The Picture, by Madison Cawein
Above her, pearl and rose the heavens lay:
Around her, flowers flattered earth with gold,
Or down the path in insolence held sway—
Like cavaliers who ride the king's highway—
Scarlet and buff, within a garden old.
Beyond the hills, faint-heard through belts of wood,
Bells, Sabbath-sweet, swooned from some far-off town:
Gamboge and gold, broad sunset colors strewed
The purple west as if, with God imbued,
Her mighty palette Nature there laid down.
Amid such flowers, underneath such skies,
Embodying all life knows of sweet and fair,

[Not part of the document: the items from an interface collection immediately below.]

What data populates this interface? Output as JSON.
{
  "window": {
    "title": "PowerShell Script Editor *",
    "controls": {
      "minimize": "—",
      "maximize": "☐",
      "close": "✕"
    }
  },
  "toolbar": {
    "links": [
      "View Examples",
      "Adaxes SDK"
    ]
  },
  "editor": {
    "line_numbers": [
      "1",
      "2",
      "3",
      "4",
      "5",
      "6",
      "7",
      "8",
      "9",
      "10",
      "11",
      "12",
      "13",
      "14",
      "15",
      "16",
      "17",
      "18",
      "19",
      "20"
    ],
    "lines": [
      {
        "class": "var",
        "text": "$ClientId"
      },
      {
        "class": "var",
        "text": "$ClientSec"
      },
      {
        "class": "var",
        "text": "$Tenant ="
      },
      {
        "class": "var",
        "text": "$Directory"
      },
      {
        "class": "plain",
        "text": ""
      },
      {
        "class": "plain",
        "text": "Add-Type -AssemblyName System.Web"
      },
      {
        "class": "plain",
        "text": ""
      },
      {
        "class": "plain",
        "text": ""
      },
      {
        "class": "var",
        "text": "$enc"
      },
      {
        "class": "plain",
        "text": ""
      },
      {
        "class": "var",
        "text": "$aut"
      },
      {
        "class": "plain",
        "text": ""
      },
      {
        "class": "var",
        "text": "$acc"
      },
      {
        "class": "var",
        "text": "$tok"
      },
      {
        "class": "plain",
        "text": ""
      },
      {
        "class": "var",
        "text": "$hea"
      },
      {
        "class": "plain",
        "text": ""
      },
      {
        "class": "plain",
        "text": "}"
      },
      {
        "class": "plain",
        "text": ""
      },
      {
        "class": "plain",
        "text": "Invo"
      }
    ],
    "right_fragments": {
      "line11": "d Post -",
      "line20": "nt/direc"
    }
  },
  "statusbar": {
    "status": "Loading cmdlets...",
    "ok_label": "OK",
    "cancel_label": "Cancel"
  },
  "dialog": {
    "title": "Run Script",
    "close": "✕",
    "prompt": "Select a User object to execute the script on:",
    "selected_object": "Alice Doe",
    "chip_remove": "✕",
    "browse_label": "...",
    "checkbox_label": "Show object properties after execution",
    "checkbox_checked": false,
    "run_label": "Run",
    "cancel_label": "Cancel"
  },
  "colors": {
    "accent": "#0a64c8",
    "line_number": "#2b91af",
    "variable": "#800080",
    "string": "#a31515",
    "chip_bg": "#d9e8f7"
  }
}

She stood; love's dreams in girlhood's face and eyes,
Fair as a star that comes to emphasize
The mingled beauty of the earth and air.
Behind her, seen through vines and orchard trees,
Gray with its twinkling windows—like the face
Of calm old age that sits and dreams at ease—
Porched with old roses, haunts of honeybees,
The homestead loomed within a lilied space.
For whom she waited in the afterglow,
Star-eyed and golden 'mid the poppy and rose,
I do not know; I do not care to know,—
It is enough I keep her picture so,
Hung up, like poetry, in my life's dull prose.
A fragrant picture, where I still may find
Her face untouched of sorrow or regret,
Unspoiled of contact; ever young and kind;
The spiritual sweetheart of my soul and mind,
She had not been, perhaps, if we had met.